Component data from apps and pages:
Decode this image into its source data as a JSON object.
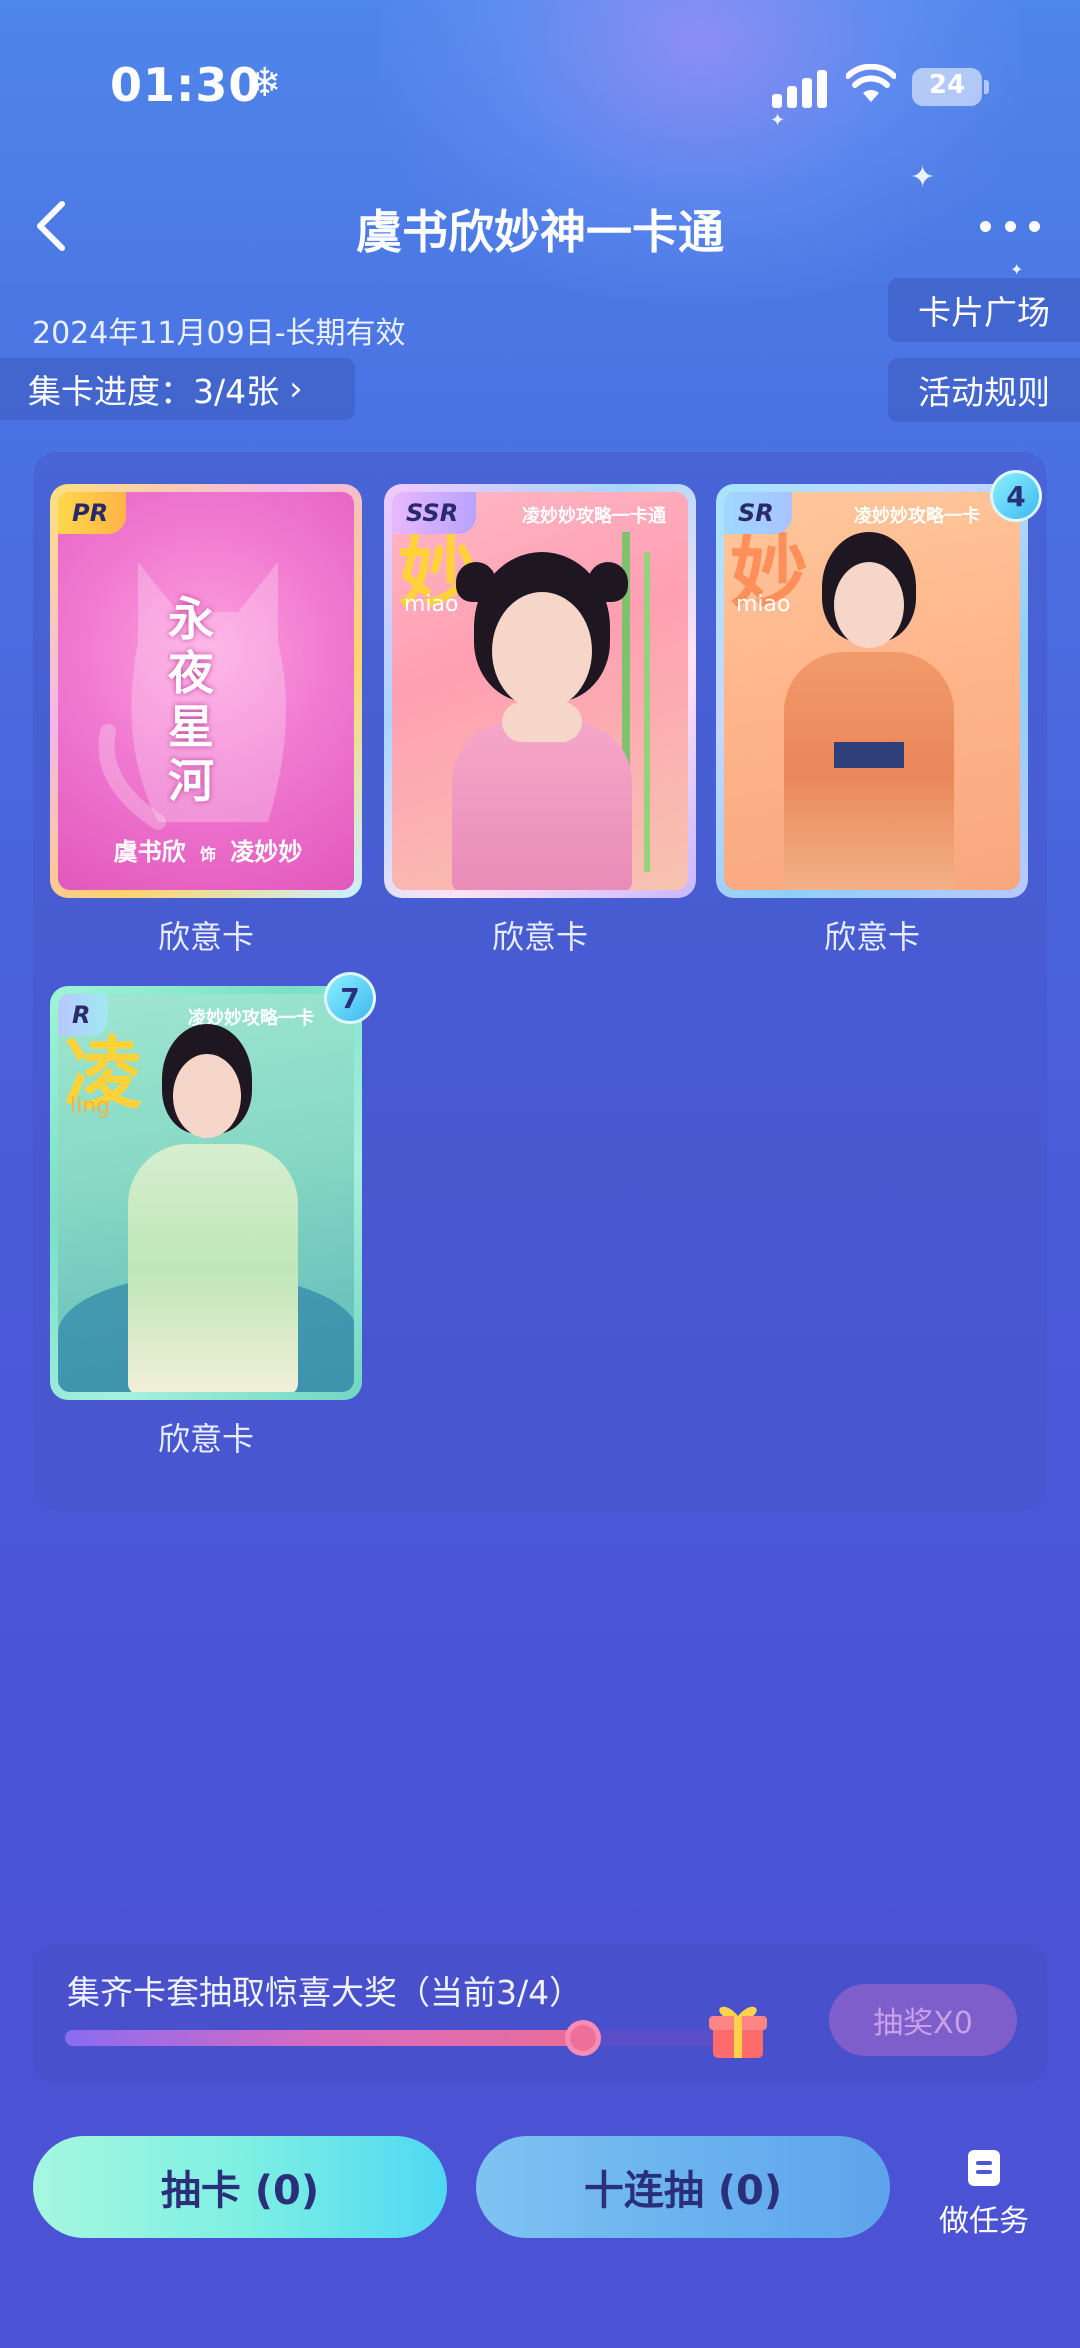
{
  "status_bar": {
    "time": "01:30",
    "battery": "24"
  },
  "header": {
    "title": "虞书欣妙神一卡通"
  },
  "info": {
    "date_range": "2024年11月09日-长期有效",
    "progress_label": "集卡进度：3/4张",
    "card_square": "卡片广场",
    "rules": "活动规则"
  },
  "cards": [
    {
      "rarity": "PR",
      "label": "欣意卡",
      "count": null,
      "text": "永夜星河",
      "names": "虞书欣",
      "names2": "凌妙妙"
    },
    {
      "rarity": "SSR",
      "label": "欣意卡",
      "count": null,
      "text": "凌妙妙攻略一卡通",
      "pinyin": "miao",
      "big": "妙"
    },
    {
      "rarity": "SR",
      "label": "欣意卡",
      "count": "4",
      "text": "凌妙妙攻略一卡",
      "pinyin": "miao",
      "big": "妙"
    },
    {
      "rarity": "R",
      "label": "欣意卡",
      "count": "7",
      "text": "凌妙妙攻略一卡",
      "pinyin": "ling",
      "big": "凌"
    }
  ],
  "prize": {
    "title": "集齐卡套抽取惊喜大奖（当前3/4）",
    "progress": 0.75,
    "button": "抽奖X0"
  },
  "actions": {
    "draw_one": "抽卡 (0)",
    "draw_ten": "十连抽 (0)",
    "tasks": "做任务"
  },
  "colors": {
    "accent_green": "#9ef5d8",
    "accent_blue": "#8fd4f8",
    "badge": "#3fb8f0"
  }
}
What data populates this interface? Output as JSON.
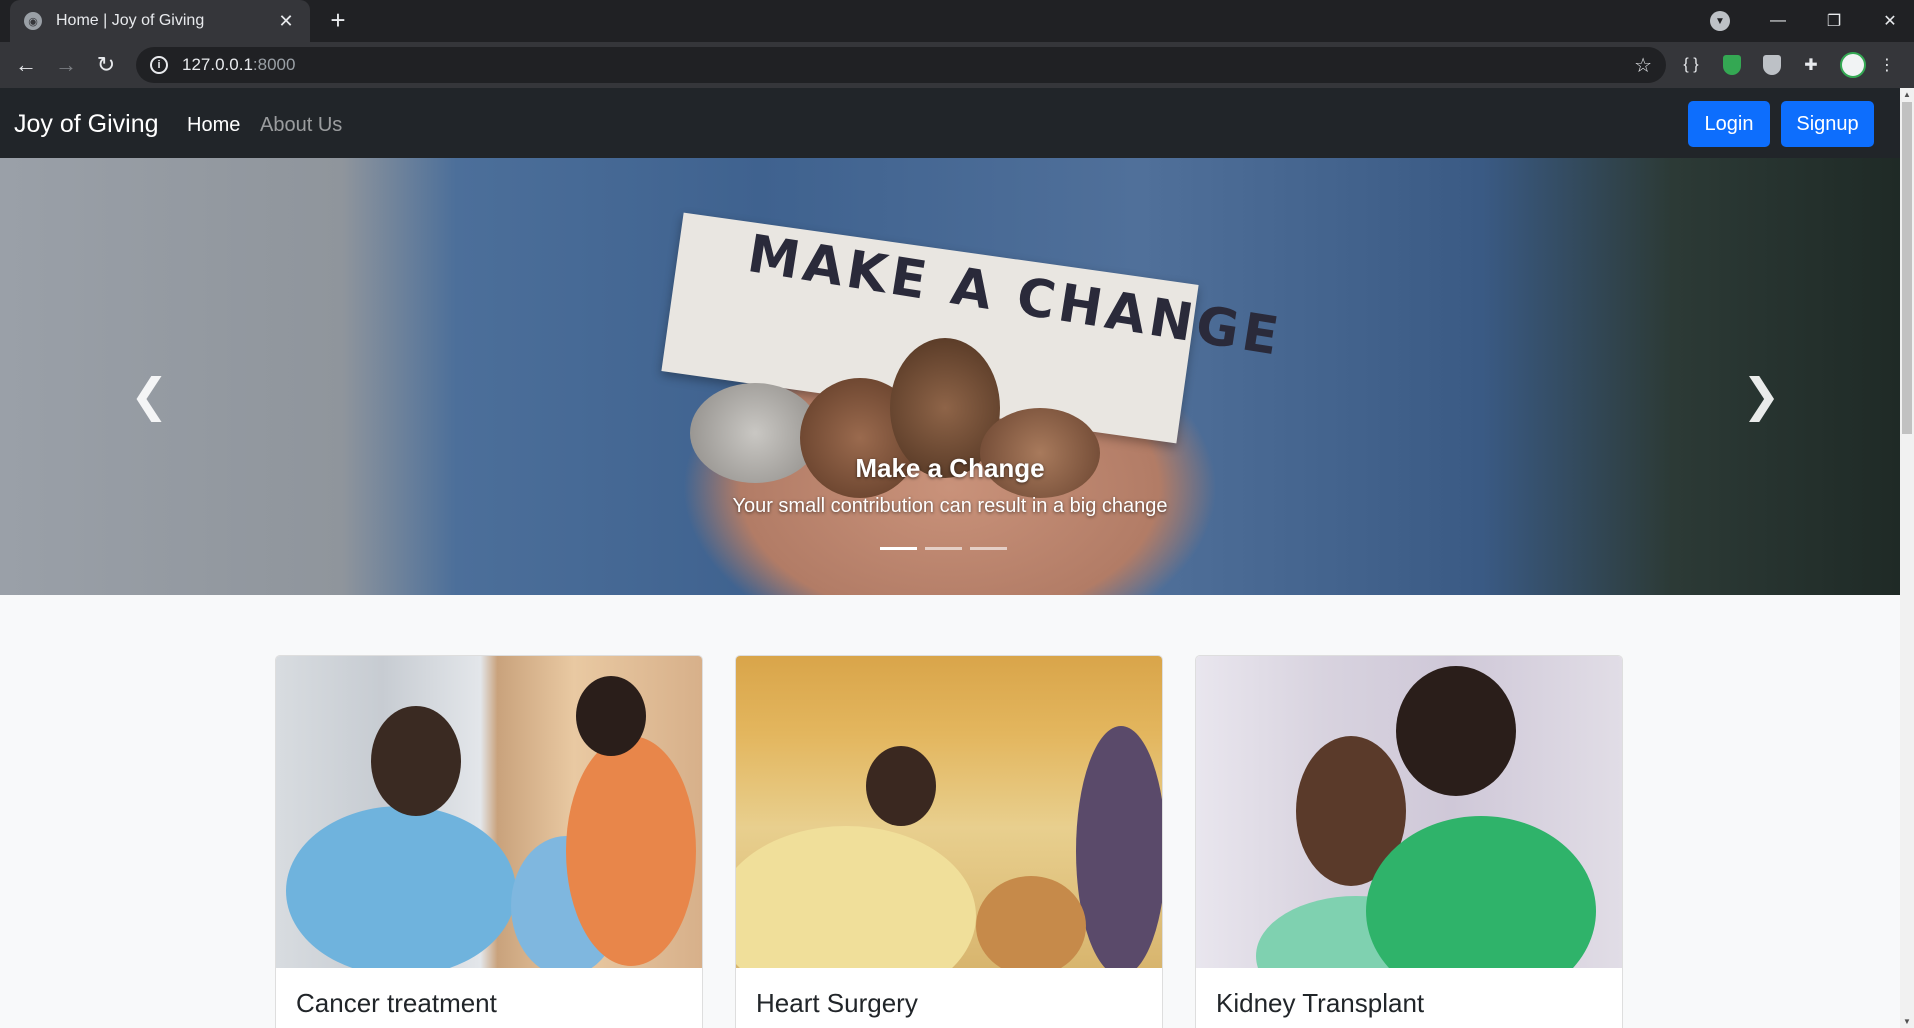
{
  "browser": {
    "tab_title": "Home | Joy of Giving",
    "url_host": "127.0.0.1",
    "url_port": ":8000"
  },
  "site": {
    "brand": "Joy of Giving",
    "nav": [
      {
        "label": "Home",
        "active": true
      },
      {
        "label": "About Us",
        "active": false
      }
    ],
    "login_label": "Login",
    "signup_label": "Signup"
  },
  "carousel": {
    "image_text": "MAKE A CHANGE",
    "caption_title": "Make a Change",
    "caption_text": "Your small contribution can result in a big change",
    "slide_count": 3,
    "active_slide": 1
  },
  "cards": [
    {
      "title": "Cancer treatment"
    },
    {
      "title": "Heart Surgery"
    },
    {
      "title": "Kidney Transplant"
    }
  ],
  "colors": {
    "navbar": "#212529",
    "primary_button": "#0d6efd",
    "page_background": "#f8f9fa"
  }
}
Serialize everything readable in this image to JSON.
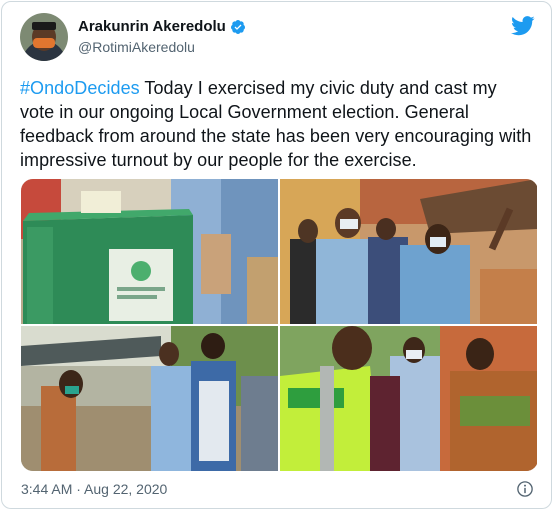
{
  "author": {
    "display_name": "Arakunrin Akeredolu",
    "handle": "@RotimiAkeredolu"
  },
  "tweet": {
    "hashtag": "#OndoDecides",
    "body": " Today I exercised my civic duty and cast my vote in our ongoing Local Government election. General feedback from around the state has been very encouraging with impressive turnout by our people for the exercise."
  },
  "photos": [
    {
      "label": "ballot-box-photo"
    },
    {
      "label": "crowd-photo"
    },
    {
      "label": "walking-photo"
    },
    {
      "label": "officials-photo"
    }
  ],
  "meta": {
    "timestamp": "3:44 AM · Aug 22, 2020"
  },
  "colors": {
    "accent": "#1d9bf0",
    "text": "#0f1419",
    "secondary": "#536471"
  },
  "icons": {
    "verified": "verified-badge-icon",
    "brand": "twitter-bird-icon",
    "info": "info-icon"
  }
}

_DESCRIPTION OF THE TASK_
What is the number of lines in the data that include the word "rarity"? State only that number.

_REPLY TO THE TASK_
4